Two years after fatally shooting a Black teenager as he sat in the driver’s seat of a car, a white Connecticut state trooper has been arrested. The family and supporters of the deceased 19-year-old say they are happy about the arrest but believe they have “a long road ahead” before receiving justice for the college student.
Trooper Brian North, who turned himself in on Tuesday, April 19, shot and killed Mubarak Soulemane on Jan. 15, 2020, in West Haven, Connecticut. The officer fired into the vehicle after a high-speed chase that ended with the teenager boxed in by officers’ cars.
North has been charged by the Inspector General’s office with first-degree manslaughter with a firearm.
The officer released a 133-page document with a summary stating, “the investigation establishes that at the time Trooper North fired his weapon, neither he nor any other person was in imminent danger or serious injury or death from a knife attack at the hands of Soulemane.”
“Further, any belief that persons were in such danger was not reasonable.
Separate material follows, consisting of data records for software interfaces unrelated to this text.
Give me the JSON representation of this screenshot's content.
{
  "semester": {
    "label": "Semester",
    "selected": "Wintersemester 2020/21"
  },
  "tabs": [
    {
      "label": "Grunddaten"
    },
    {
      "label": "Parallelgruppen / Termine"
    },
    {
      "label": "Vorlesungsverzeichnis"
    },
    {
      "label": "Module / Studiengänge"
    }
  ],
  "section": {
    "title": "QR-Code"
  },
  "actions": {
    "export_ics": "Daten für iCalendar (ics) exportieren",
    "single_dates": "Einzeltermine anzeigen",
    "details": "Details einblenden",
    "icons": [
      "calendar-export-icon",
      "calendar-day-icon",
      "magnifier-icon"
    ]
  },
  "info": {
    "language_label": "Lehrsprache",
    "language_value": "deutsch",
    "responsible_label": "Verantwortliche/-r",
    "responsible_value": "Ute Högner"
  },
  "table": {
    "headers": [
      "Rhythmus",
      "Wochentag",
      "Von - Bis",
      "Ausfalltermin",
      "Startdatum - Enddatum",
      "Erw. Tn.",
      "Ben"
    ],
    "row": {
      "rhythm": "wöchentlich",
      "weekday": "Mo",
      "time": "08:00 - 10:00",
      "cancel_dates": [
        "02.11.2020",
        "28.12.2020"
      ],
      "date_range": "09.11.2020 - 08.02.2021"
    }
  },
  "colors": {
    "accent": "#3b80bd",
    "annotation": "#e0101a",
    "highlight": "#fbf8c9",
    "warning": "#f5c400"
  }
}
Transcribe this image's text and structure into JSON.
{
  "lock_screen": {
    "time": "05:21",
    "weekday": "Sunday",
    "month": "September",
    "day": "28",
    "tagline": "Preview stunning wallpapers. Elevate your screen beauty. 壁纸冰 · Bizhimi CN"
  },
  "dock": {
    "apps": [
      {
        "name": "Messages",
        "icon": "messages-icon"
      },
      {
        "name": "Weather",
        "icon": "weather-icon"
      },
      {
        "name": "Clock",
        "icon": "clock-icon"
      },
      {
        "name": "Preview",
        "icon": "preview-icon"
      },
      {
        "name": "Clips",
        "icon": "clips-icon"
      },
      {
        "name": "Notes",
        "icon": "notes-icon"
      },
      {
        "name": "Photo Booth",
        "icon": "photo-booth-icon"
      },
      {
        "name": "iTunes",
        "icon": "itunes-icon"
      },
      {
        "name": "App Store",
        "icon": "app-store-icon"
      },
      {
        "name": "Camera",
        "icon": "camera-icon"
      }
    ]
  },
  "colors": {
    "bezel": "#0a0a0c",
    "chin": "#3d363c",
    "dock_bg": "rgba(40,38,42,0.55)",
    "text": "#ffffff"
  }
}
I, therefore, find that North’s use of deadly force was not justified under Connecticut Law.”
It is alleged the teen, whose family says he suffered from schizophrenia, carjacked a vehicle in Norwalk before troopers chased him down on Interstate 95.
During the pursuit, the young man reportedly hit two state police cruisers and an innocent civilians’ vehicle. When the troopers had the suspect boxed in with their vehicles, they were joined by members of the West Haven police force, who arrived to assist.
Bodycam footage shows one of the West Haven officers smashing in the front passenger seat window of the car Soulemane was in. Then a trooper is seen attempting to shoot the teenager with a stun gun that later proved to be broken.
This gave way for North to fire his handgun seven times in the window on the driver’s side of the vehicle. Police say he shot after Soulemane flashed his knife at him.
The inspector general believed de-escalation “could and should have been attempted, possibly with the assistance of officers with crisis intervention training.” Versus “dramatically” escalating the situation by shattering the window.
Rev. Al Sharpton, who attended the man’s memorial, remarked something didn’t “smell right,” as he listened to what was being presented as facts.
Community outrage, led by the family and the NAACP, ensued as stakeholders agreed with the inspector general, saying officers did not have to use deadly force when attempting to apprehend Soulemane, believing de-escalation training should have been the first option for the cops.
Soulemane’s family’s attorney, Mark Arons said in a statement, “The family of Mubarak Soulemane is very happy that, after 2+ years, Trooper Brian North, who murdered Mubarak in West Haven in January 2020, may be brought to justice.”
“It’s a long road ahead. But this is a good day.”
He also said, “This was yet another horrendous act of violence against a young man of color that was totally unnecessary.”
State police confirm North, who previously was placed on paid administrative leave and had his police powers suspended, turned himself into the state inspector general at the Bethany state police barracks around 7:30 p.m.
Gov. Ned Lamont released a statement on Wednesday morning praising the policy he put in place that can lead to more police accountability.
“I signed the police accountability bill nearly two years for situations just like this one. By having an independent IG (Inspector General) who investigates cases instead of police investigating other police, the public can be more confident in the officers who serve and protect them. 99.9% of the police across our state do a great job and deserve our trust. The process we’re seeing play out now is methodical, and we’ll leave it to our courts to now serve justice.”
The Connecticut State Police Union is rallying for North, stating they will “vigorously defend Trooper North and his actions” and believe they are obligated to protect Trooper North’s constitutional right to due process of law and a fair trial.”
A statement from the union said in part, “Trooper North was risking his own life while trying to fulfill his oath of office to protect the lives of others. Regardless of the Inspector General’s decision, we will respect the judicial process.”
Andrew Matthews, Executive Director of the Connecticut State Police Union, doubled down on the organization’s position with his own statement:
“When a trooper or a police officer in CT or anywhere in the country is forced to make a split-second decision that others can analyze and reanalyze and find subject matter experts that give different opinions and that one individual person appointed by the legislature can make a decision on whether a police officer should be prosecuted criminally for that, that’s concerning to us, but that’s the process and we’ll respect it.”
North was released on a $50,000 bond and is due in court on May 3.